TRUMP JUDGE BLOCKS BIDEN'S ATTEMPT TO STOP OIL & GAS LEASES ON FEDERAL LAND: A federal judge in Louisiana has blocked the Biden administration’s suspension of new oil and gas leases on federal lands and waters, in the first major legal roadblock for President Biden’s quest to cut fossil fuel pollution and conserve public lands. Judge Terry A. Doughty of the United States District Court for the Western District of Louisiana granted a preliminary injunction Tuesday against the administration, saying that the power to pause offshore oil and gas leases “lies solely with Congress” because it was the legislative branch that originally made federal lands and waters available for leasing. Judge Doughty also ruled that 13 states that are suing the administration over its temporary halt to new leases “have made a showing that there is a substantial likelihood that President Biden exceeded his powers.” Jeff Landry, the Republican attorney general of Louisiana and attorneys general from 12 other states, all Republicans, filed suit in March to lift the White House executive order that temporarily halted new drilling leases on federal lands and waters. Mr. Biden had signed the order during his first week in office in January, saying he wanted a pause in order to conduct a comprehensive review of the program. Judge Doughty ruled that Interior Secretary Deb Haaland and her agency “are hereby enjoined and restrained from implementing the pause of new oil and natural gas leases on public lands or in offshore waters.” until the states’ legal case against the administration is decided. He wrote that the pause on new leasing should end nationwide and noted that such sweeping preliminary injunctions against federal actions were exceedingly rare.
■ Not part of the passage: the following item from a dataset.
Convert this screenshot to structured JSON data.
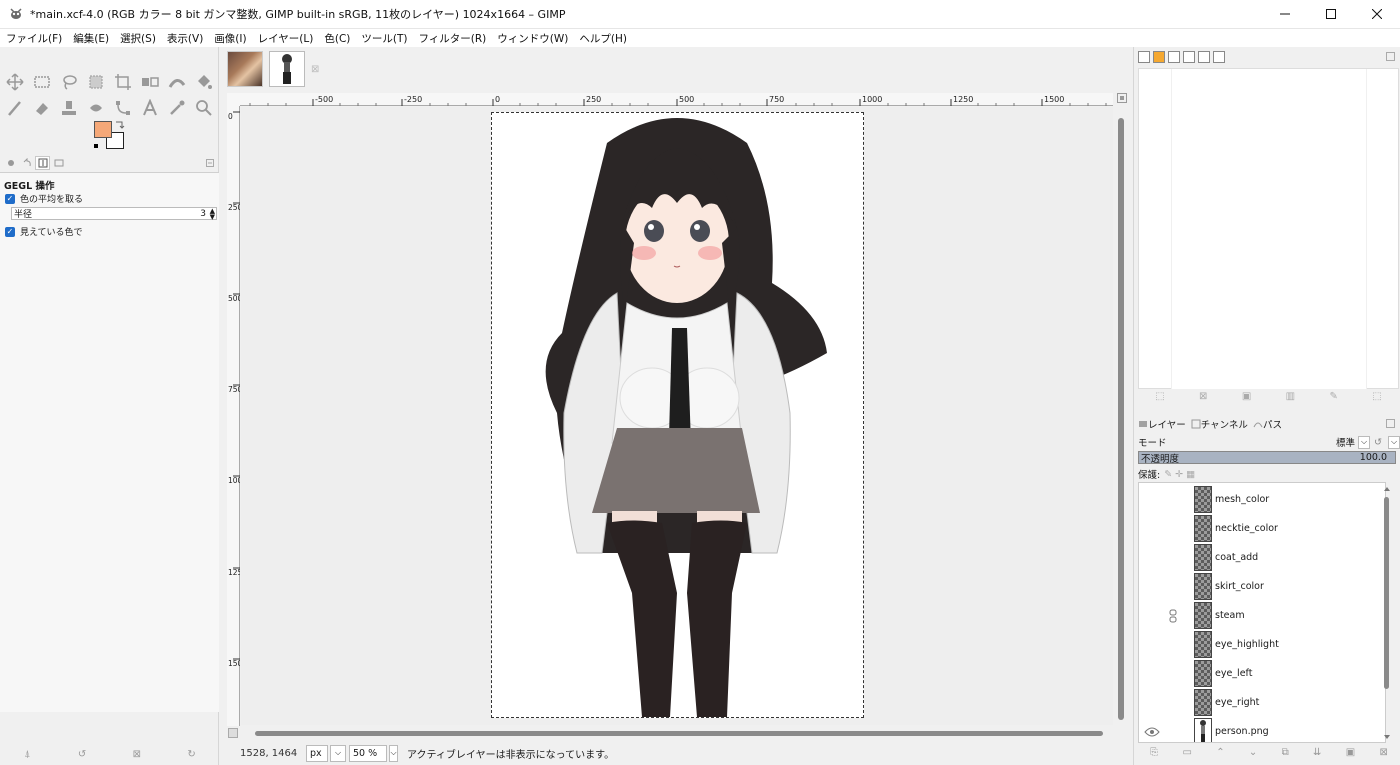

But the judge, who was appointed by President Donald J. Trump, concluded that the 13 states had demonstrated that their economies could be irreparably harmed by the pause on drilling.